Ben Jervey writes in Good Magazine (motto: “For people who give a damn”) about his Amtrak trip across the nation. I enjoy taking Amtrak, but only because flying is so bad. Jervey’s experiences are about the same: the train is chronically late, the food is terrible, and the services are sparse. I’ve been thinking about this article for a few days, and it really bums me out. The United States used to have the world’s greatest passenger rail system. Now we have a slow, inefficient system, neglected and ineffective, when the nation would benefit so much from having something on par with the European rail network.
What happened? About the same thing that’s happening to the airlines now. Consolidations and bankruptcies of the private carriers, though combined with the rise of the automobile and the passenger plane, plus unions unwilling to modify their rules to match the changing face of railroading. Pullman collapsed in 1969, Penn Central the next year. In 1970, under pressure from consumers, Congress created the National Railroad Passenger Corporation (dba Amtrak), a private corporation, but wholly owned by the federal government. It was federally subsidized, like airlines and automobiles. Nixon signed the bill into law, but figured it’d just be the dying gasp of passenger rail. Half of all routes were immediately eliminated. Many were converted to freight routes, with no passenger trains permitted. Major cities that once had a dozen train stations were reduced to just one, with the others abandoned or sold off to become shopping malls. (Fun fact: There are dozens of “Union Stations,” with the “union” bit meaning that they were jointly operated by multiple train lines.) And then came the long decline, the railroads sole investor—the U.S. government—unwilling to invest money into the upkeep for the infrastructure.
Ridership is up-up-up since 2001, for all of the obvious reasons, with each year since a record year. (Ridership in May was 12% higher than the prior May.) There are demands, especially from conservatives, that Amtrak be financially self-sufficient.

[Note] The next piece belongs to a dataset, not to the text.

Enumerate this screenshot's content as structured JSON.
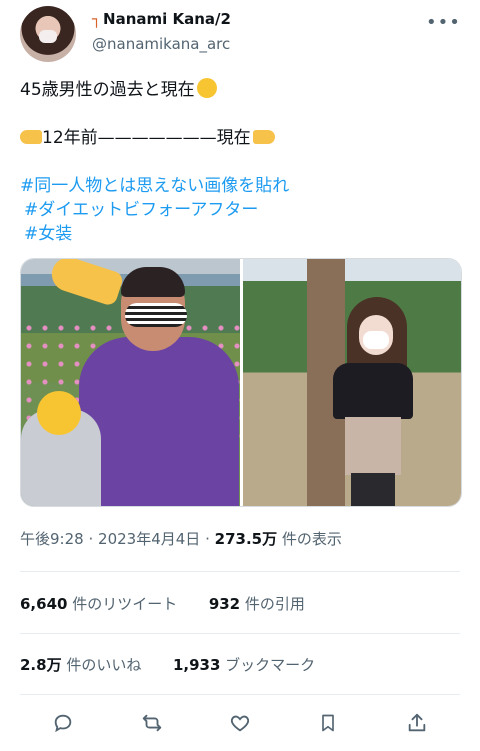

Sen. John McCain has been a vocal critic of Amtrak, arguing that all subsidies for the company should be eliminated. That’s just goofy—no form of transportation is financially self-sufficient in the U.S. Passenger rail is 18% more efficient per passenger mile than cars or planes, and gets a good number of people off of our overcrowded roads.

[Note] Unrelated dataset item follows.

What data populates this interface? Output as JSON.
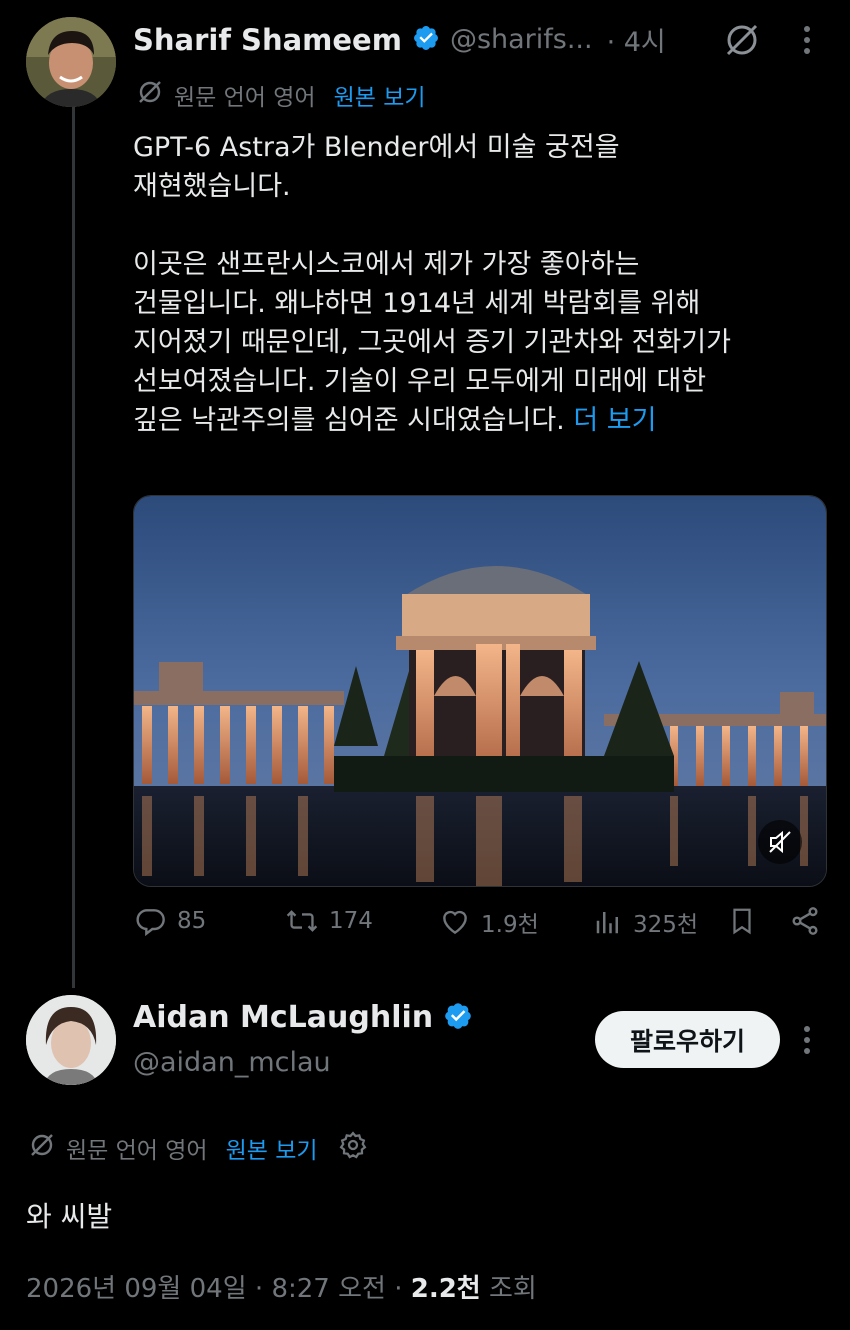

The libertarian in me says Amtrak needs competition. The Democrat in me says we need to recognize that a vital passenger rail network is a national good, just like our interstate network, and we have to fund it under a socialist model. But the rail fan in me just wants to take a train ride across the country that isn’t unpleasant. I hope that happens soon.